* _TASK REQUIREMENTS_:
Check every line of the records below for the string "бизнес" and copy the ones that have it.

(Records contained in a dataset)
■ ■ ■ ■ ■ ■ ■

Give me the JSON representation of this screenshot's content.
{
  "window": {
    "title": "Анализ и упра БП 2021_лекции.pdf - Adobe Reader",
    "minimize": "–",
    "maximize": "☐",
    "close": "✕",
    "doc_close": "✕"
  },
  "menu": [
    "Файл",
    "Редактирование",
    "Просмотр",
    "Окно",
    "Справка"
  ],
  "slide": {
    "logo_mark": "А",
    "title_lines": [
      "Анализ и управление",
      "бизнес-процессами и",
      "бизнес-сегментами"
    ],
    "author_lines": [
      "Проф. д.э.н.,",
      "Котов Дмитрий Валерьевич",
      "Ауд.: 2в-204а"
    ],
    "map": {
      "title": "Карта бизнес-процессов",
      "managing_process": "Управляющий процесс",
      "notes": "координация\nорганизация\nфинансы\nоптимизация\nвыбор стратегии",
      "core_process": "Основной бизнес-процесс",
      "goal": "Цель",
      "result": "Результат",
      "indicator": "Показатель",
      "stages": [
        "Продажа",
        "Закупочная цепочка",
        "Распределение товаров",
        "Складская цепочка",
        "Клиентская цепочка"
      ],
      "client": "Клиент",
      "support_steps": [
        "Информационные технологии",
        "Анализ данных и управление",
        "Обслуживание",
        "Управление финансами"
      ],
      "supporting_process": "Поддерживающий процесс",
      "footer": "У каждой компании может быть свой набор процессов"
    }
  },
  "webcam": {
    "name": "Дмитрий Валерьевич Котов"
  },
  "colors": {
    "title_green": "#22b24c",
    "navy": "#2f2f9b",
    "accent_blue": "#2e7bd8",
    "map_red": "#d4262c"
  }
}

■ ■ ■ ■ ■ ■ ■

* _TASK RESULT_:
      "бизнес-процессами и",
      "бизнес-сегментами"
      "title": "Карта бизнес-процессов",
      "core_process": "Основной бизнес-процесс",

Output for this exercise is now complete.